Double the normal number of bits are crammed into each memory cell.
SanDisk has announced a significant advance in flash-memory technology that enables 64 gigabits of data to be stored on a chip the size of a fingernail. The new, more spacious flash chips do this by holding four bits per memory cell, as opposed to the standard one or two bits per cell. SanDisk presented details of the advance at the International Solid State Circuits Conference in San Francisco on Tuesday.
In recent years engineers have found a way to increase the capacity of flash drives, without waiting for the transistors to shrink. They do this by storing more than one bit of data per transistor, within what are referred to as multilevel cells (MLCs). In a single-level cell, data is stored using two distinct states, defined by different voltage levels. In contrast, a four-bit MLC stores information in 16 states, which translates into four bits of data per cell, or four times the amount of information.
This trick is by no means easy. Ensuring that each memory cell maintains precisely the right voltage, without disturbing that of neighboring cells, is a major challenge.
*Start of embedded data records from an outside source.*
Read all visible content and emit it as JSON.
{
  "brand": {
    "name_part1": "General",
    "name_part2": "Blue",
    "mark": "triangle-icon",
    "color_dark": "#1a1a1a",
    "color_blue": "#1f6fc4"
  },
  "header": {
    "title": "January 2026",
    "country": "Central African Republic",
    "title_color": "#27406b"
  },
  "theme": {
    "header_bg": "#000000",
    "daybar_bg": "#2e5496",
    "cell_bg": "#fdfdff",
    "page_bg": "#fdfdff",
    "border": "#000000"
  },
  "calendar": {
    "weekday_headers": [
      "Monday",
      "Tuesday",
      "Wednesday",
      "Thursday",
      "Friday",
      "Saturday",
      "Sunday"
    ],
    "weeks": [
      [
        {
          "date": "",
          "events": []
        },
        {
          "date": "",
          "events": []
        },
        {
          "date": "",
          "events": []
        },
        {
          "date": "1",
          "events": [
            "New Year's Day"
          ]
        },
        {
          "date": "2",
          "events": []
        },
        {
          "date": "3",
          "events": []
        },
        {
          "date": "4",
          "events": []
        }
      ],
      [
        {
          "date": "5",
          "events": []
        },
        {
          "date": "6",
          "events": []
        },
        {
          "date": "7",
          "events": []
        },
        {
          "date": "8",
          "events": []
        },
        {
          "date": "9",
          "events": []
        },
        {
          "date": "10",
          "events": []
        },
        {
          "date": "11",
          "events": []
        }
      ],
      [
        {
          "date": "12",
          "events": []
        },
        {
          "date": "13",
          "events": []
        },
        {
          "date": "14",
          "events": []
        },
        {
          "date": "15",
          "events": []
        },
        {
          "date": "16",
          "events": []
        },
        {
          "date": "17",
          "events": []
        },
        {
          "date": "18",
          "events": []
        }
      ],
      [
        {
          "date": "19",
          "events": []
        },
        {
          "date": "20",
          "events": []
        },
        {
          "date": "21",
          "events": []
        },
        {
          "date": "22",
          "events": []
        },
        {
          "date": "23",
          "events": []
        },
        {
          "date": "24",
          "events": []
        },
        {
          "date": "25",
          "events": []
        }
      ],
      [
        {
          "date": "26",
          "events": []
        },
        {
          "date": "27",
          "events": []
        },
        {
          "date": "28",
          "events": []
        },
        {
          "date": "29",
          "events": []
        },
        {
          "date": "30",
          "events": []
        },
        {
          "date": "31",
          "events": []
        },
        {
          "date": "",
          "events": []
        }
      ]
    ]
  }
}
Another issue is reducing the time that it takes to write to these cells.